• Data listing:

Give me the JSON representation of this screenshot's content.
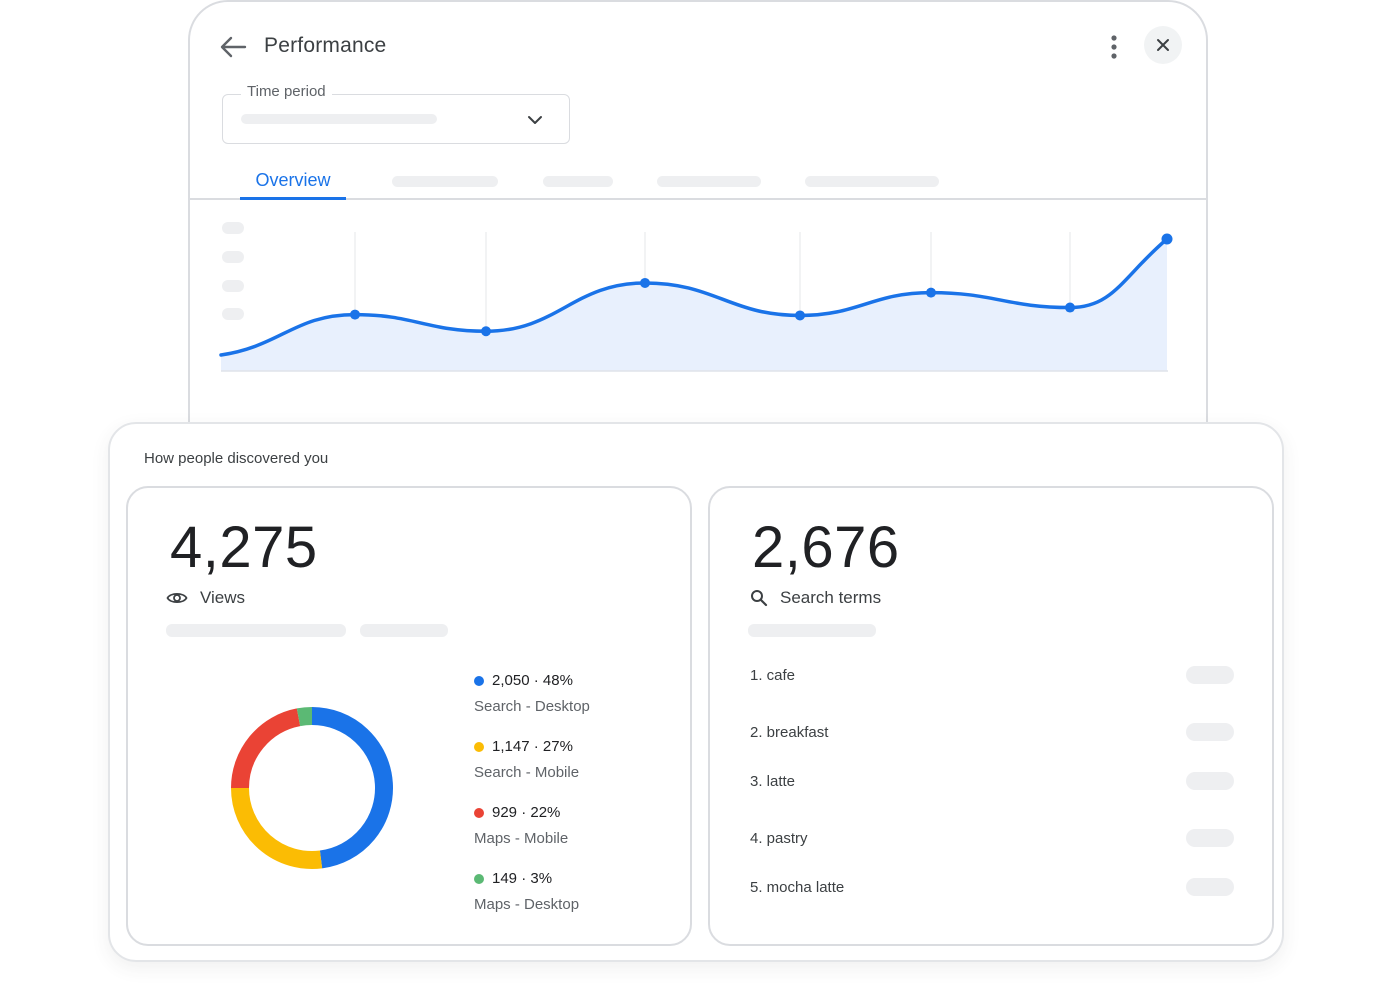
{
  "header": {
    "title": "Performance"
  },
  "time_period": {
    "label": "Time period"
  },
  "tabs": {
    "active_label": "Overview"
  },
  "chart_data": {
    "type": "area",
    "values": [
      0,
      46,
      27,
      82,
      45,
      71,
      54,
      132
    ],
    "color": "#1a73e8",
    "fill": "#e8f0fd",
    "grid": "vertical"
  },
  "discovery": {
    "title": "How people discovered you",
    "views": {
      "value": "4,275",
      "label": "Views",
      "icon": "eye-icon",
      "breakdown": [
        {
          "count": "2,050",
          "percent": "48%",
          "source": "Search - Desktop",
          "color": "#1a73e8",
          "share": 48
        },
        {
          "count": "1,147",
          "percent": "27%",
          "source": "Search - Mobile",
          "color": "#fbbc04",
          "share": 27
        },
        {
          "count": "929",
          "percent": "22%",
          "source": "Maps - Mobile",
          "color": "#ea4335",
          "share": 22
        },
        {
          "count": "149",
          "percent": "3%",
          "source": "Maps - Desktop",
          "color": "#5bb974",
          "share": 3
        }
      ]
    },
    "search_terms": {
      "value": "2,676",
      "label": "Search terms",
      "icon": "search-icon",
      "items": [
        "1. cafe",
        "2. breakfast",
        "3. latte",
        "4. pastry",
        "5. mocha latte"
      ]
    }
  }
}
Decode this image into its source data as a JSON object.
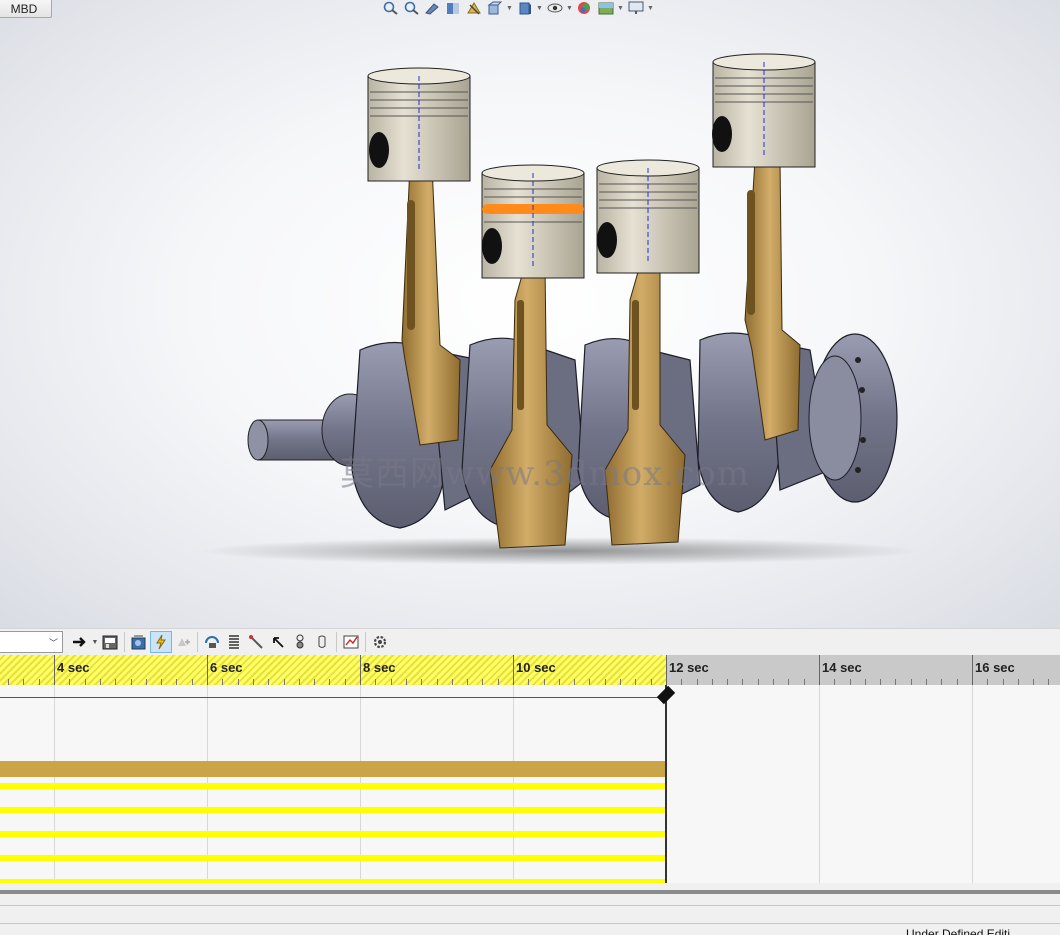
{
  "viewport": {
    "tab_label": "MBD",
    "watermark": "莫西网www.3dmox.com",
    "heads_up_icons": [
      "zoom-to-fit-icon",
      "zoom-to-area-icon",
      "previous-view-icon",
      "section-view-icon",
      "dynamic-annotation-icon",
      "view-orientation-icon",
      "display-style-icon",
      "hide-show-items-icon",
      "edit-appearance-icon",
      "apply-scene-icon",
      "view-settings-icon"
    ]
  },
  "motion_toolbar": {
    "study_type_value": "",
    "buttons": [
      "calculate-icon",
      "play-from-start-icon",
      "save-animation-icon",
      "animation-wizard-icon",
      "autokey-icon",
      "add-update-key-icon",
      "motor-icon",
      "spring-icon",
      "damper-icon",
      "force-icon",
      "contact-icon",
      "gravity-icon",
      "results-and-plots-icon",
      "motion-study-properties-icon"
    ]
  },
  "timeline": {
    "ruler_labels": [
      "4 sec",
      "6 sec",
      "8 sec",
      "10 sec",
      "12 sec",
      "14 sec",
      "16 sec"
    ],
    "current_time_sec": 12,
    "colors": {
      "hatch": "#ffff66",
      "main_track": "#c9a548",
      "value_track": "#ffff00"
    }
  },
  "status_bar": {
    "text": "Under Defined   Editi"
  },
  "colors": {
    "piston": "#d9d4c6",
    "connecting_rod": "#b8914f",
    "crankshaft": "#7e8096",
    "selected_ring": "#ff8c1a"
  }
}
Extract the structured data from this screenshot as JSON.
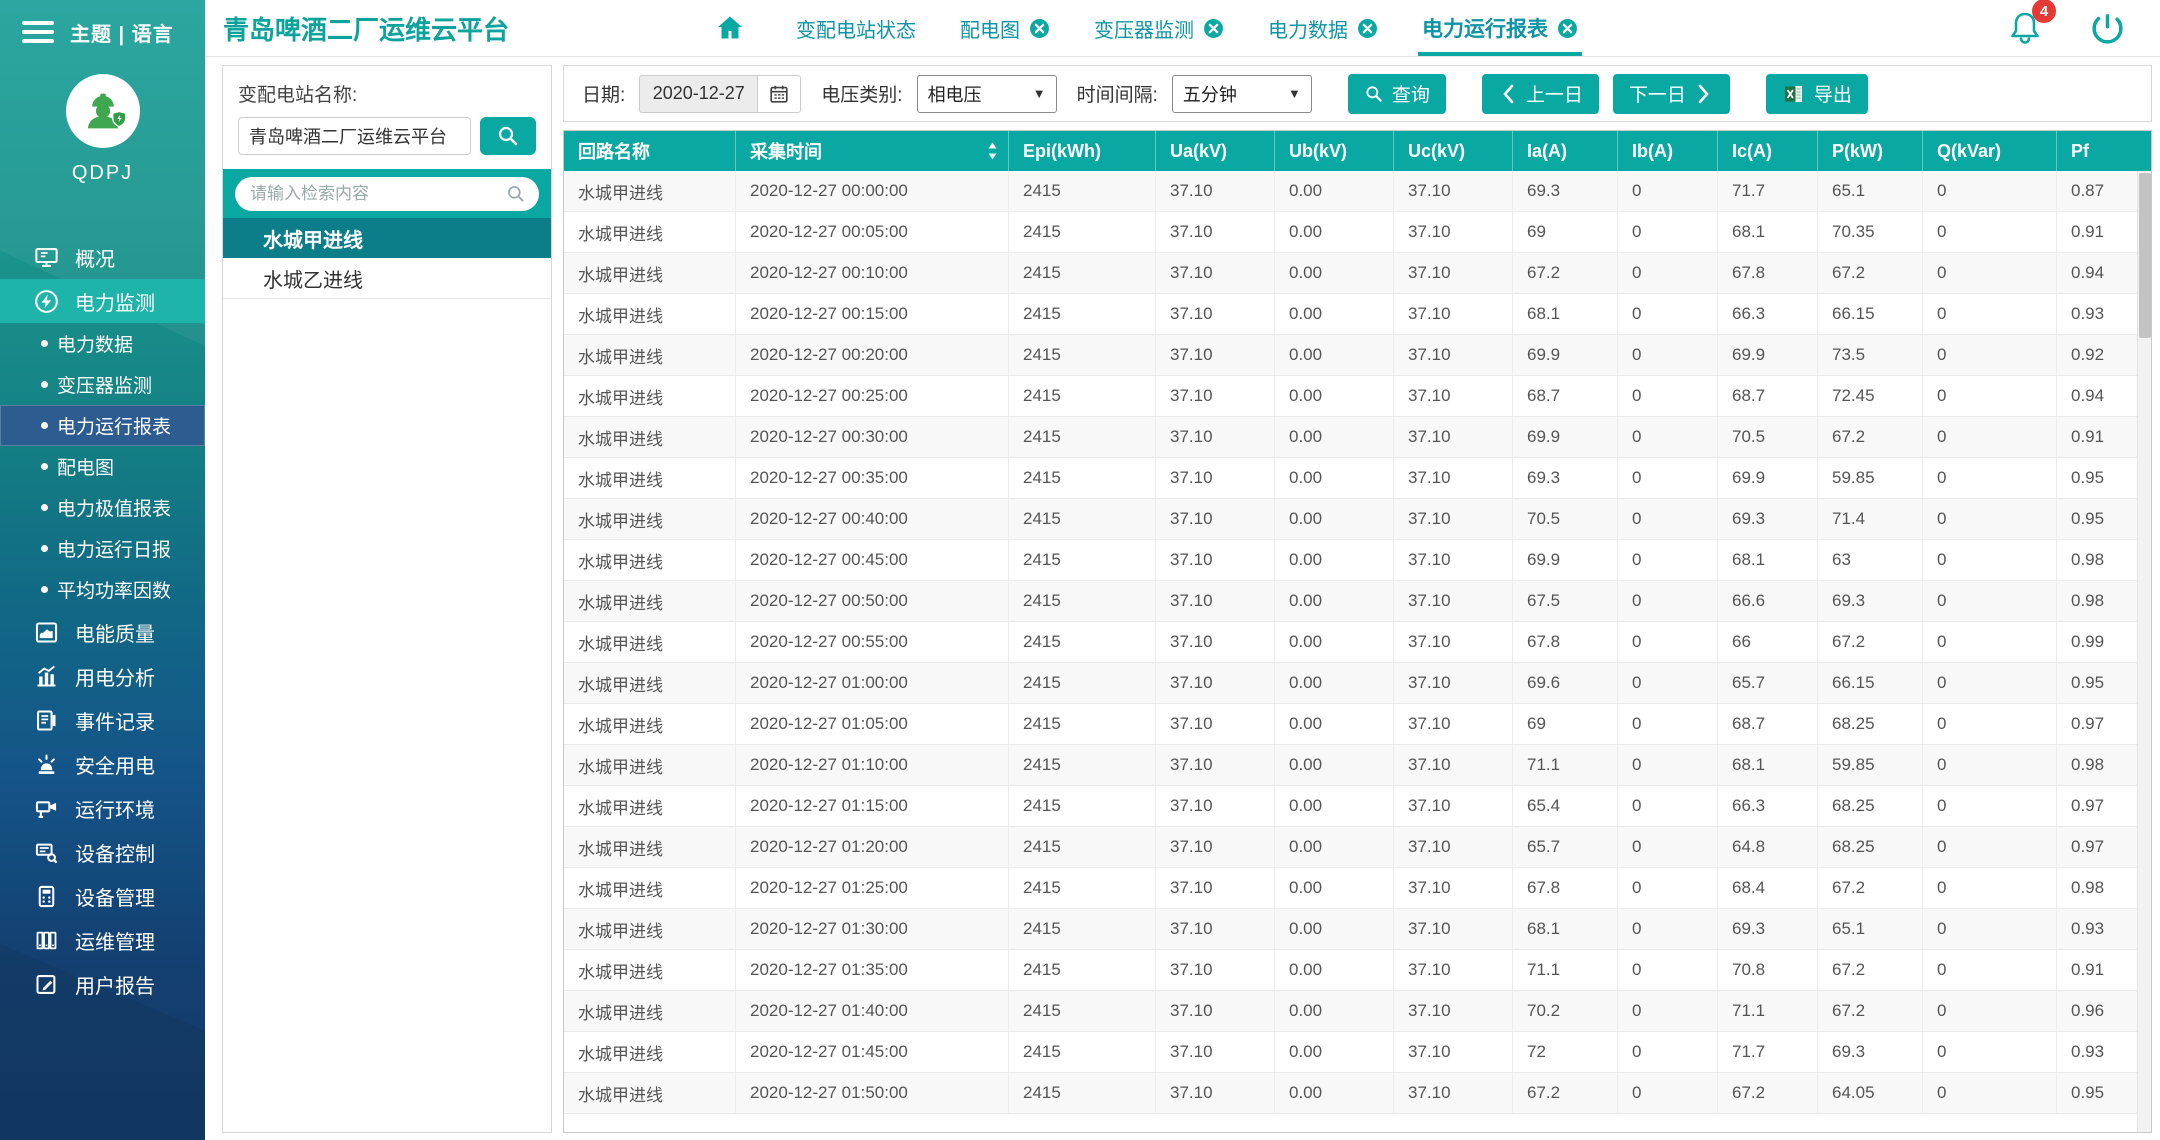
{
  "colors": {
    "accent": "#0aa8a2",
    "badge_red": "#e53935",
    "sidebar_top": "#1fa19a",
    "sidebar_bottom": "#123a66",
    "active_submenu": "#2d5c90",
    "selected_tree_item": "#0c7e8a"
  },
  "sidebar": {
    "top_label": "主题 | 语言",
    "avatar_label": "QDPJ",
    "menu": [
      {
        "key": "overview",
        "label": "概况",
        "type": "item"
      },
      {
        "key": "power-monitoring",
        "label": "电力监测",
        "type": "item",
        "state": "expanded"
      },
      {
        "key": "power-data",
        "label": "电力数据",
        "type": "subitem"
      },
      {
        "key": "transformer-monitoring",
        "label": "变压器监测",
        "type": "subitem"
      },
      {
        "key": "power-operation-report",
        "label": "电力运行报表",
        "type": "subitem",
        "state": "active"
      },
      {
        "key": "distribution-diagram",
        "label": "配电图",
        "type": "subitem"
      },
      {
        "key": "power-extreme-report",
        "label": "电力极值报表",
        "type": "subitem"
      },
      {
        "key": "power-daily-report",
        "label": "电力运行日报",
        "type": "subitem"
      },
      {
        "key": "avg-power-factor",
        "label": "平均功率因数",
        "type": "subitem"
      },
      {
        "key": "power-quality",
        "label": "电能质量",
        "type": "item"
      },
      {
        "key": "usage-analysis",
        "label": "用电分析",
        "type": "item"
      },
      {
        "key": "event-record",
        "label": "事件记录",
        "type": "item"
      },
      {
        "key": "safe-electricity",
        "label": "安全用电",
        "type": "item"
      },
      {
        "key": "operating-environment",
        "label": "运行环境",
        "type": "item"
      },
      {
        "key": "device-control",
        "label": "设备控制",
        "type": "item"
      },
      {
        "key": "device-management",
        "label": "设备管理",
        "type": "item"
      },
      {
        "key": "ops-management",
        "label": "运维管理",
        "type": "item"
      },
      {
        "key": "user-report",
        "label": "用户报告",
        "type": "item"
      }
    ]
  },
  "header": {
    "title": "青岛啤酒二厂运维云平台",
    "notification_count": "4",
    "tabs": [
      {
        "key": "substation-status",
        "label": "变配电站状态",
        "closable": false,
        "active": false
      },
      {
        "key": "distribution-diagram",
        "label": "配电图",
        "closable": true,
        "active": false
      },
      {
        "key": "transformer-monitoring",
        "label": "变压器监测",
        "closable": true,
        "active": false
      },
      {
        "key": "power-data",
        "label": "电力数据",
        "closable": true,
        "active": false
      },
      {
        "key": "power-operation-report",
        "label": "电力运行报表",
        "closable": true,
        "active": true
      }
    ]
  },
  "station_panel": {
    "label": "变配电站名称:",
    "station_input_value": "青岛啤酒二厂运维云平台",
    "search_placeholder": "请输入检索内容",
    "items": [
      {
        "label": "水城甲进线",
        "active": true
      },
      {
        "label": "水城乙进线",
        "active": false
      }
    ]
  },
  "toolbar": {
    "date_label": "日期:",
    "date_value": "2020-12-27",
    "voltage_label": "电压类别:",
    "voltage_value": "相电压",
    "interval_label": "时间间隔:",
    "interval_value": "五分钟",
    "query_label": "查询",
    "prev_label": "上一日",
    "next_label": "下一日",
    "export_label": "导出"
  },
  "table": {
    "columns": [
      "回路名称",
      "采集时间",
      "Epi(kWh)",
      "Ua(kV)",
      "Ub(kV)",
      "Uc(kV)",
      "Ia(A)",
      "Ib(A)",
      "Ic(A)",
      "P(kW)",
      "Q(kVar)",
      "Pf"
    ],
    "rows": [
      [
        "水城甲进线",
        "2020-12-27 00:00:00",
        "2415",
        "37.10",
        "0.00",
        "37.10",
        "69.3",
        "0",
        "71.7",
        "65.1",
        "0",
        "0.87"
      ],
      [
        "水城甲进线",
        "2020-12-27 00:05:00",
        "2415",
        "37.10",
        "0.00",
        "37.10",
        "69",
        "0",
        "68.1",
        "70.35",
        "0",
        "0.91"
      ],
      [
        "水城甲进线",
        "2020-12-27 00:10:00",
        "2415",
        "37.10",
        "0.00",
        "37.10",
        "67.2",
        "0",
        "67.8",
        "67.2",
        "0",
        "0.94"
      ],
      [
        "水城甲进线",
        "2020-12-27 00:15:00",
        "2415",
        "37.10",
        "0.00",
        "37.10",
        "68.1",
        "0",
        "66.3",
        "66.15",
        "0",
        "0.93"
      ],
      [
        "水城甲进线",
        "2020-12-27 00:20:00",
        "2415",
        "37.10",
        "0.00",
        "37.10",
        "69.9",
        "0",
        "69.9",
        "73.5",
        "0",
        "0.92"
      ],
      [
        "水城甲进线",
        "2020-12-27 00:25:00",
        "2415",
        "37.10",
        "0.00",
        "37.10",
        "68.7",
        "0",
        "68.7",
        "72.45",
        "0",
        "0.94"
      ],
      [
        "水城甲进线",
        "2020-12-27 00:30:00",
        "2415",
        "37.10",
        "0.00",
        "37.10",
        "69.9",
        "0",
        "70.5",
        "67.2",
        "0",
        "0.91"
      ],
      [
        "水城甲进线",
        "2020-12-27 00:35:00",
        "2415",
        "37.10",
        "0.00",
        "37.10",
        "69.3",
        "0",
        "69.9",
        "59.85",
        "0",
        "0.95"
      ],
      [
        "水城甲进线",
        "2020-12-27 00:40:00",
        "2415",
        "37.10",
        "0.00",
        "37.10",
        "70.5",
        "0",
        "69.3",
        "71.4",
        "0",
        "0.95"
      ],
      [
        "水城甲进线",
        "2020-12-27 00:45:00",
        "2415",
        "37.10",
        "0.00",
        "37.10",
        "69.9",
        "0",
        "68.1",
        "63",
        "0",
        "0.98"
      ],
      [
        "水城甲进线",
        "2020-12-27 00:50:00",
        "2415",
        "37.10",
        "0.00",
        "37.10",
        "67.5",
        "0",
        "66.6",
        "69.3",
        "0",
        "0.98"
      ],
      [
        "水城甲进线",
        "2020-12-27 00:55:00",
        "2415",
        "37.10",
        "0.00",
        "37.10",
        "67.8",
        "0",
        "66",
        "67.2",
        "0",
        "0.99"
      ],
      [
        "水城甲进线",
        "2020-12-27 01:00:00",
        "2415",
        "37.10",
        "0.00",
        "37.10",
        "69.6",
        "0",
        "65.7",
        "66.15",
        "0",
        "0.95"
      ],
      [
        "水城甲进线",
        "2020-12-27 01:05:00",
        "2415",
        "37.10",
        "0.00",
        "37.10",
        "69",
        "0",
        "68.7",
        "68.25",
        "0",
        "0.97"
      ],
      [
        "水城甲进线",
        "2020-12-27 01:10:00",
        "2415",
        "37.10",
        "0.00",
        "37.10",
        "71.1",
        "0",
        "68.1",
        "59.85",
        "0",
        "0.98"
      ],
      [
        "水城甲进线",
        "2020-12-27 01:15:00",
        "2415",
        "37.10",
        "0.00",
        "37.10",
        "65.4",
        "0",
        "66.3",
        "68.25",
        "0",
        "0.97"
      ],
      [
        "水城甲进线",
        "2020-12-27 01:20:00",
        "2415",
        "37.10",
        "0.00",
        "37.10",
        "65.7",
        "0",
        "64.8",
        "68.25",
        "0",
        "0.97"
      ],
      [
        "水城甲进线",
        "2020-12-27 01:25:00",
        "2415",
        "37.10",
        "0.00",
        "37.10",
        "67.8",
        "0",
        "68.4",
        "67.2",
        "0",
        "0.98"
      ],
      [
        "水城甲进线",
        "2020-12-27 01:30:00",
        "2415",
        "37.10",
        "0.00",
        "37.10",
        "68.1",
        "0",
        "69.3",
        "65.1",
        "0",
        "0.93"
      ],
      [
        "水城甲进线",
        "2020-12-27 01:35:00",
        "2415",
        "37.10",
        "0.00",
        "37.10",
        "71.1",
        "0",
        "70.8",
        "67.2",
        "0",
        "0.91"
      ],
      [
        "水城甲进线",
        "2020-12-27 01:40:00",
        "2415",
        "37.10",
        "0.00",
        "37.10",
        "70.2",
        "0",
        "71.1",
        "67.2",
        "0",
        "0.96"
      ],
      [
        "水城甲进线",
        "2020-12-27 01:45:00",
        "2415",
        "37.10",
        "0.00",
        "37.10",
        "72",
        "0",
        "71.7",
        "69.3",
        "0",
        "0.93"
      ],
      [
        "水城甲进线",
        "2020-12-27 01:50:00",
        "2415",
        "37.10",
        "0.00",
        "37.10",
        "67.2",
        "0",
        "67.2",
        "64.05",
        "0",
        "0.95"
      ]
    ]
  }
}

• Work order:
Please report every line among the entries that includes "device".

• Answer below:
        "key": "device-control",
        "key": "device-management",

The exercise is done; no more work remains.